Daníel emigrated from Akureyri with his mother, Aldís Jónasdóttir Bergmann, and his older sister, Hlaðgerður, on board the ship Verona in 1876. The descendants of Hlaðgerður and Daníel are many and are spread across Canada and the USA.

There are 71 marked graves at Vikur. However, research by myself, George Freeman, Doreen Marston, and Kathy Thorlakson, along with the rest of our phenomenal Icelandic Roots Genealogy Team, has discovered 158 individuals laid to rest here. Some are newborns. Some are on the list because they died in the area when no other cemetery existed or lived near the city of Mountain, known as Vík, in the early years. Their stories whisper of a legacy that transcends time and space. Remarkably, 107 were born in Iceland, and 47 died in Dakota Territory before North Dakota became a state on November 2, 1889. All but 5 are of Icelandic descent.

On Sunday, August 4, 2024, the Vikur Lutheran Church Cemetery in Mountain, North Dakota, will witness a significant moment in preserving its rich history. Six new storyboards will be dedicated. Sandy Mathiasson Wright, Loretta Thorfinnson Bernhoft, Dori Kate Steinolfson Heck, and I created them. Each storyboard offers a glimpse into the past, honors Vikur, and provides history and education about our Icelandic community. The storyboards will remind us of the enduring legacy of our ancestors and the importance of preserving our shared history.

I had the privilege of creating two of the storyboards. One is a self-drive map of the Icelandic monuments and special locations. You can see it HERE.

The other lists the names, birth, and death years of those interred in this historic cemetery. You can view it online HERE.

Since 2003, I have worked full-time on Icelandic heritage and genealogy, educating others and making connections in our shared story. Icelandic Roots was founded in 2013, and since then, many talented and dedicated volunteers have joined this amazing nonprofit organization. The photo below shows 22 IR volunteers in Banff at the INLNA convention in 2023.

The Vikur Cemetery is the resting place for my great-great grandparents from Eyjafjörður and two of their infant grandchildren, my grandfather's siblings. These four family members were laid to rest before the Eyford Thingvalla Cemetery was established. Their graves, though unmarked, are located southeast of the original log cabin church location, sheltered by a majestic oak tree. I vividly recall my Amma always showing me this spot, ensuring that the memory of our ancestors would live on.

Nine of my direct ancestors braved the journey from Iceland to start a new life in Dakota. Other than the four at Vikur, the other five emigrating ancestors, my grandparents, my father, plus many other Icelandic family members, are buried in the Eyford Cemetery. However, the connection to Vikur remains strong. I was married at the Vikur church 43.5 years ago.

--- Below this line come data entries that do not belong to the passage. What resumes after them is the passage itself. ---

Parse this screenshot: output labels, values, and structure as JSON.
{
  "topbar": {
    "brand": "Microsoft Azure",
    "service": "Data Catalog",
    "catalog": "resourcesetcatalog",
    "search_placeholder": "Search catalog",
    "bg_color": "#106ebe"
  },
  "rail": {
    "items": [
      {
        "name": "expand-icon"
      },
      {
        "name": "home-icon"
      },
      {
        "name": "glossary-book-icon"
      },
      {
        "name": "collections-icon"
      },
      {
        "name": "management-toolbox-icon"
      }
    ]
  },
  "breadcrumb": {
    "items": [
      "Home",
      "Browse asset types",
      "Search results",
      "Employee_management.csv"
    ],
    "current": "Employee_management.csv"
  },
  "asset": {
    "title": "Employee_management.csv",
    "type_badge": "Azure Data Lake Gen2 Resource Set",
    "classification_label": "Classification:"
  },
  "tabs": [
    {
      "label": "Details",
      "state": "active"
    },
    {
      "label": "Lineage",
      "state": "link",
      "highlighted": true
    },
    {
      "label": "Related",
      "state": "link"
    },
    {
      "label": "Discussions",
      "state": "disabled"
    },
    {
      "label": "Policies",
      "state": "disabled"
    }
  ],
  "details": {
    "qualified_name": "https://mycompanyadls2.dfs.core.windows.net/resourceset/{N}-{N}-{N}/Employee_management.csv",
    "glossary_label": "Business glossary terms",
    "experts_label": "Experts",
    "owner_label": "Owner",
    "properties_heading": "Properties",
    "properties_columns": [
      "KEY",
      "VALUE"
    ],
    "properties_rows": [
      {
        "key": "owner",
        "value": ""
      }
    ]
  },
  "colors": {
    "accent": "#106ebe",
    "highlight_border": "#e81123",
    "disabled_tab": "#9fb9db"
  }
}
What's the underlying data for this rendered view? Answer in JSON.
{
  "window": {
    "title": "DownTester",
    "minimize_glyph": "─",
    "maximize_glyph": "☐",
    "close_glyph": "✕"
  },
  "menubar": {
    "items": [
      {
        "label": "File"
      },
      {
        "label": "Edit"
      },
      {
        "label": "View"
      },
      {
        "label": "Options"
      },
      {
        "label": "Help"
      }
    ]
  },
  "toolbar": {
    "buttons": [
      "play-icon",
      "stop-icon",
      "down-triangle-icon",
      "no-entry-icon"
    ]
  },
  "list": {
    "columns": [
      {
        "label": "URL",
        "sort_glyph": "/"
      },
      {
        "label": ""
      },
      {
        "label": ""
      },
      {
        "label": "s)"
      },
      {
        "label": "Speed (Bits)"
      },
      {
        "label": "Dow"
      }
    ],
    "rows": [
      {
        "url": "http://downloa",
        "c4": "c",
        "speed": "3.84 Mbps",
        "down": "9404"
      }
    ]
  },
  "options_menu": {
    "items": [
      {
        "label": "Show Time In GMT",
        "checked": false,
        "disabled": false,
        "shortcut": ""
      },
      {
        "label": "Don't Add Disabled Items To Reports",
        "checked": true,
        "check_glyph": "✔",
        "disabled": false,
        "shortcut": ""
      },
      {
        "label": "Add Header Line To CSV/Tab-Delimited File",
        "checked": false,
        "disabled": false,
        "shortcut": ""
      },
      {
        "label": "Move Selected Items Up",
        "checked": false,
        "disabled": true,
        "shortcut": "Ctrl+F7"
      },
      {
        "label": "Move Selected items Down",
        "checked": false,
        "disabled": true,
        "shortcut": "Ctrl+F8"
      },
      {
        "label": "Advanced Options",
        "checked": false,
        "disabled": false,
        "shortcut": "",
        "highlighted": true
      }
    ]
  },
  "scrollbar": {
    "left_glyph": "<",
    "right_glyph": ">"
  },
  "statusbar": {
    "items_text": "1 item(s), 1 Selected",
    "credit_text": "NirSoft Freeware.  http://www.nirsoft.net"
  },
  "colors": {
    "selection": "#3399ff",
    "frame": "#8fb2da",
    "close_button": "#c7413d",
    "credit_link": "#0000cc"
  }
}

Burials occurred at Vikur from 1879 - 1910. Daníel Laxdal died in 1914, which created a strange exception since burials ceased at Vikur in 1910. I put him on our Vikur burial list because of the news articles of the time. Unless we dig up the two locations, perform DNA tests, and continue further research, the secrets are beneath the earth. Here is the beautiful marker in the Cavalier Cemetery between the stones of Bessie and Daniel.

Daníel's story reminds us that some pieces of our story are obscured, but their significance is no less profound. When we encounter conflicting evidence, we add it to the Icelandic Roots Database to document each person’s story and our collective shared story to keep our Icelandic heritage alive.

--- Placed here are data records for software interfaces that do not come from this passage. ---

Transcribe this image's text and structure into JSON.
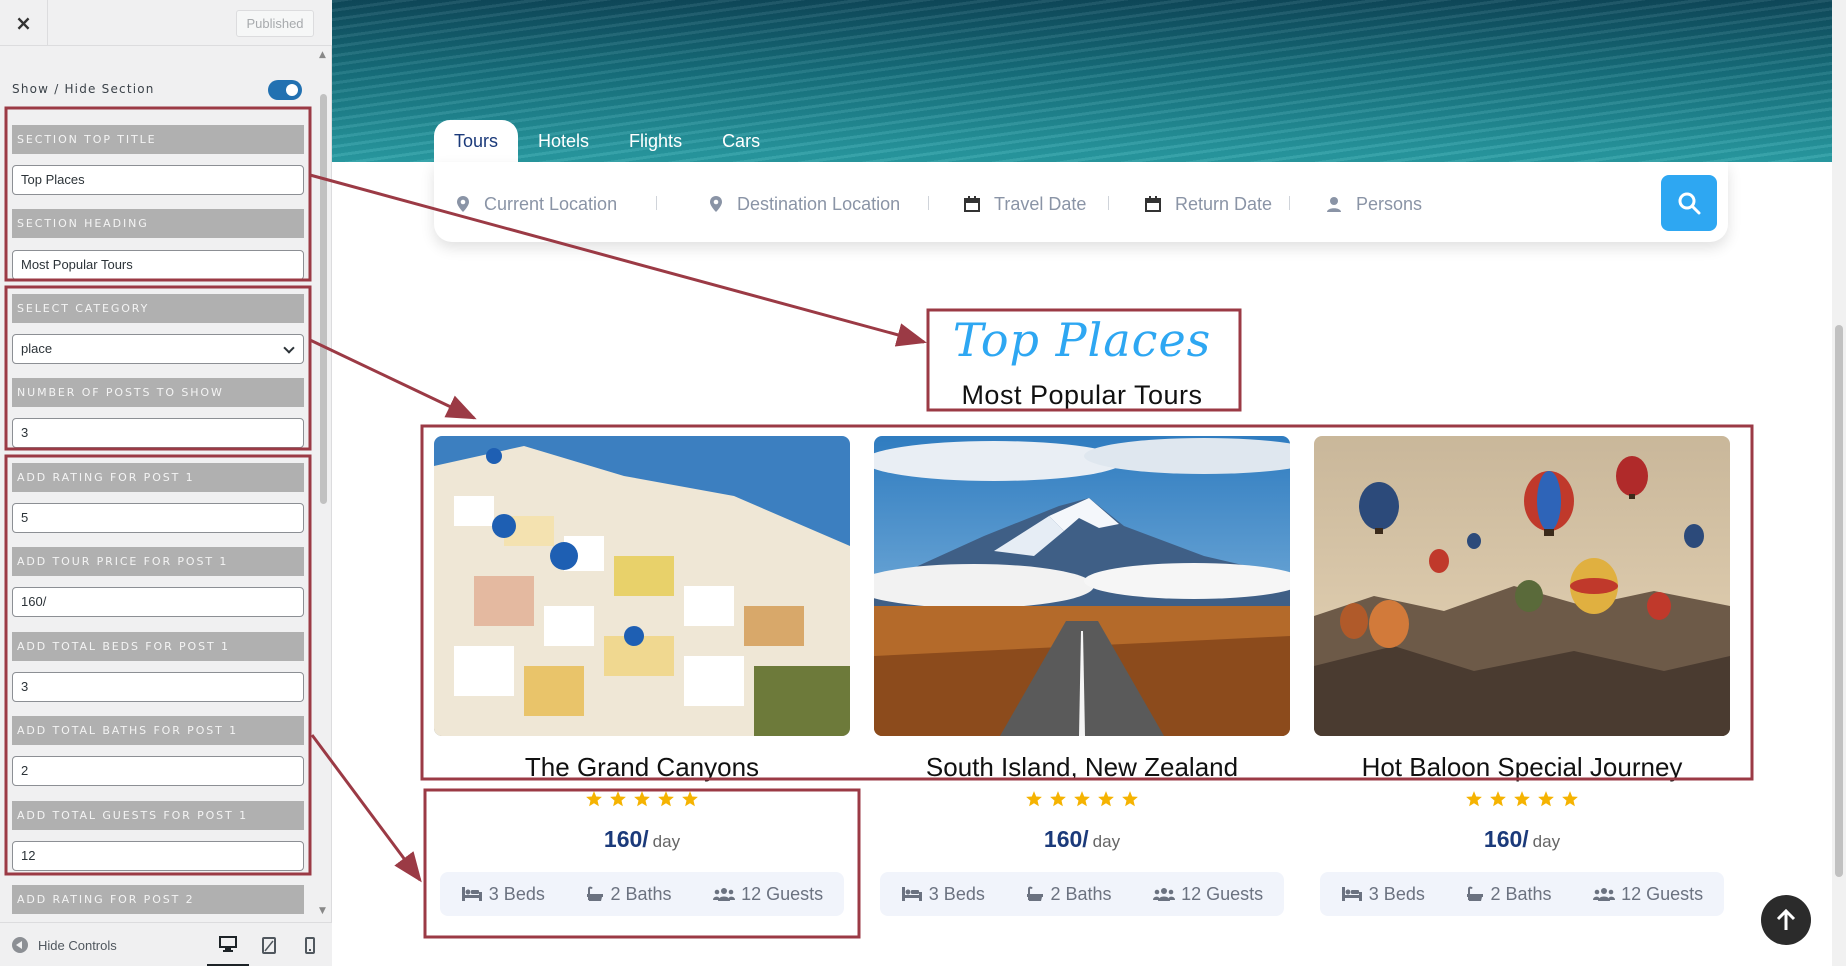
{
  "panel": {
    "close_label": "×",
    "publish_label": "Published",
    "toggle_label": "Show / Hide Section",
    "fields": {
      "section_top_title": {
        "label": "SECTION TOP TITLE",
        "value": "Top Places"
      },
      "section_heading": {
        "label": "SECTION HEADING",
        "value": "Most Popular Tours"
      },
      "select_category": {
        "label": "SELECT CATEGORY",
        "value": "place"
      },
      "posts_to_show": {
        "label": "NUMBER OF POSTS TO SHOW",
        "value": "3"
      },
      "rating_1": {
        "label": "ADD RATING FOR POST 1",
        "value": "5"
      },
      "price_1": {
        "label": "ADD TOUR PRICE FOR POST 1",
        "value": "160/"
      },
      "beds_1": {
        "label": "ADD TOTAL BEDS FOR POST 1",
        "value": "3"
      },
      "baths_1": {
        "label": "ADD TOTAL BATHS FOR POST 1",
        "value": "2"
      },
      "guests_1": {
        "label": "ADD TOTAL GUESTS FOR POST 1",
        "value": "12"
      },
      "rating_2": {
        "label": "ADD RATING FOR POST 2"
      }
    },
    "footer": {
      "hide_controls": "Hide Controls"
    }
  },
  "preview": {
    "tabs": [
      "Tours",
      "Hotels",
      "Flights",
      "Cars"
    ],
    "search": {
      "current_location": "Current Location",
      "destination_location": "Destination Location",
      "travel_date": "Travel Date",
      "return_date": "Return Date",
      "persons": "Persons"
    },
    "section_top_title": "Top Places",
    "section_heading": "Most Popular Tours",
    "cards": [
      {
        "title": "The Grand Canyons",
        "rating": 5,
        "price": "160/",
        "unit": "day",
        "beds": "3 Beds",
        "baths": "2 Baths",
        "guests": "12 Guests"
      },
      {
        "title": "South Island, New Zealand",
        "rating": 5,
        "price": "160/",
        "unit": "day",
        "beds": "3 Beds",
        "baths": "2 Baths",
        "guests": "12 Guests"
      },
      {
        "title": "Hot Baloon Special Journey",
        "rating": 5,
        "price": "160/",
        "unit": "day",
        "beds": "3 Beds",
        "baths": "2 Baths",
        "guests": "12 Guests"
      }
    ]
  },
  "colors": {
    "accent": "#2ea7f2",
    "brand_dark": "#1b3a7a",
    "star": "#f5b301",
    "annotation": "#9b3a45",
    "wp_blue": "#2271b1"
  }
}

As we remember the Icelandic pioneers and document the lives of those with or without grave markers, we are reminded of the profound connection that binds us to our Icelandic roots. This sacred place is a testament to our rich heritage.

We are the guardians of the cemeteries, of our Icelandic genealogy, and of our shared heritage and culture, ensuring that our family stories are never forgotten. In preserving the memories of those who came before us, we honor our own place in this unbroken chain of Icelandic heritage. Together, we ensure that the whispers of our ancestors continue to echo through time, inspiring and guiding us toward a future deeply rooted in our past. The legacy will continue to inspire generations to come.


Email us your questions or join the conversation on our Facebook Group.

bottom of page